Above are examples of various retaining wall failures caused by overturning and severe water damage.

Is the Setback of a Retaining Wall Part of its Design?

All retaining wall systems’ setbacks vary in how much, or how little, they intentionally lean for secure structural purposes. SRWs like StoneLedge and StoneVista are designed for freestanding retaining wall applications, capable of building perfectly vertical walls with no setback or seating walls. These are common for stylish patio retaining walls and residential features. The same walls can alternatively have a setback by turning the flag connector to a different position, which offers the best of both worlds.

On the other hand, retaining wall systems like CornerStone 100 are purposely designed with a setback. The slight backward angle is consistent  from block-to-block and layer-to-layer thanks to the block’s SecureLugs. SecureLugs are the small concrete nubs on the bottom of each block that form an even alignment throughout the building process. SecureLugs gives the CornerStone 100 blocks a setback of one inch per vertical foot, equating to a 4.5-degree vertical angle.

The Importance of Base Preparation and Leveling Pads

So, how can we avoid unsafe leaning or tilting of retaining walls? Following proper installation processes for the wall system’s leveling pad and base course are fundamentally essential. With a level base pad and base course, you will have laid the groundwork for a smooth retaining wall installation.

When it comes to measuring and leveling, CornerStone has some great tips in their free online step-by-step installation guides. Suggestions like the string line alignment make a straight base course easy to achieve. Pay close attention to the measurements and ensure each block is level from front-to-back and side-to-side. If so, you’re in good shape moving forward!

How Does Compaction Effect Retaining Walls?

Backfill compaction is an important step throughout the retaining wall’s installation process. Compaction establishes a secure and solid mass behind the wall. The drainage gravel also adds mass to the block’s hollow core and helps deliver exceptional drainage columns throughout the retaining wall.

Backfill materials are compacted in lifts that are placed and compacted in layers, no higher than 6” (15 cm) at a time, depending on the compaction equipment used.

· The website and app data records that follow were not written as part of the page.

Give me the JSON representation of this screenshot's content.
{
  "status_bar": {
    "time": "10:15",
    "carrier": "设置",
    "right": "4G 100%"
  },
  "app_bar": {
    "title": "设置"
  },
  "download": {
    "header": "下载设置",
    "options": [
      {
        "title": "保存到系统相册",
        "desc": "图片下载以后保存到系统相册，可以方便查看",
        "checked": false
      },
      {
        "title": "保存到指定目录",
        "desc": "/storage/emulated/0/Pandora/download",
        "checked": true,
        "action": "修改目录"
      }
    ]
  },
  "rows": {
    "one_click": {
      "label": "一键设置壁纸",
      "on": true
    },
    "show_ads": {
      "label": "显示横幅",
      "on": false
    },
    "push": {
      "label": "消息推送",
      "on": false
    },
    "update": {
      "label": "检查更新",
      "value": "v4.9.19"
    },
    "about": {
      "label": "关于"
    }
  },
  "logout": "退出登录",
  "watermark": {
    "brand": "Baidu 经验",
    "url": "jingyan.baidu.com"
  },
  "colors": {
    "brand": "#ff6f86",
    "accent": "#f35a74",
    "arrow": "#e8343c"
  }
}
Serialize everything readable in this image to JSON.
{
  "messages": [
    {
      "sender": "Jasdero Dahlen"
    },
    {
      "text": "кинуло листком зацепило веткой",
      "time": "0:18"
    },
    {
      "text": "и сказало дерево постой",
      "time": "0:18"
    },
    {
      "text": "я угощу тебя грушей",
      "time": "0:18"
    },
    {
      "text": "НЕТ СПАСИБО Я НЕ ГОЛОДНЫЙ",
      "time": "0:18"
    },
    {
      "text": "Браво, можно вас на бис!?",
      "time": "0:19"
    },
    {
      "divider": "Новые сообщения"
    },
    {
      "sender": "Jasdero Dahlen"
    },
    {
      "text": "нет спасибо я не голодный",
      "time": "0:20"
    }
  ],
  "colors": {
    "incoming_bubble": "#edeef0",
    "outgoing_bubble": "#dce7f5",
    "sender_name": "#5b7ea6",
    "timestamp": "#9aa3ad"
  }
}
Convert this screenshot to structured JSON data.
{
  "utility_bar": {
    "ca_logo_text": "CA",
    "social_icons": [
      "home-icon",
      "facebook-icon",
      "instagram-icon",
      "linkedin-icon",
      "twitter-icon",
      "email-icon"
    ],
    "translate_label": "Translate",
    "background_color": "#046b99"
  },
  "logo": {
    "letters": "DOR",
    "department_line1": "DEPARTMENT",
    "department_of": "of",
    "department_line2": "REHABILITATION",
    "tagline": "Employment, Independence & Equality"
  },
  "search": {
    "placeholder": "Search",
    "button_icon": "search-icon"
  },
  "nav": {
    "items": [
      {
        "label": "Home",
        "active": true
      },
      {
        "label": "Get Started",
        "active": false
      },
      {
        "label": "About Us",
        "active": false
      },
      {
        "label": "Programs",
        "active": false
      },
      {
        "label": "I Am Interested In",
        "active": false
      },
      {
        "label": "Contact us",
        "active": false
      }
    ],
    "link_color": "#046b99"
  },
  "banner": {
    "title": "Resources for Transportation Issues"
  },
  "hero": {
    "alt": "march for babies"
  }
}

Drainage gravel’s purpose is to surround and securely lock retaining wall blocks in place, accomplished by compacting the gravel and backfill. Inadequate compaction can effect the wall’s stability. If the backfill materials are not thoroughly compacted, settlement can occur in unwanted areas. If too much settlement happens, a wall can fail.

To protect the retaining wall from these challenges, the leveling pad and backfill materials should be compacted to a minimum of 95% Standard Proctor dry density or greater. For further insight on best practices for compaction, check out CornerStone Wall Solutions’ free installation videos here.

Retaining Walls Should Be Level, Not Leaning

So, should your retaining wall lean? In short, if it’s a freestanding vertical wall design then no it should not lean. If the retaining wall system is designed with a setback, then yes it should lean because it is engineered and designed to do so.

Have any retaining wall design or installation questions? For further expertise and recommendations about how to construct a safe, long-lasting SRW for residential or commercial projects, contact your local CornerStone supplier.


Photos: LibertyStone Hardscaping Systems, York Building Products, Expocrete, SimplyStone Landscapes Ltd. & Mutual Materials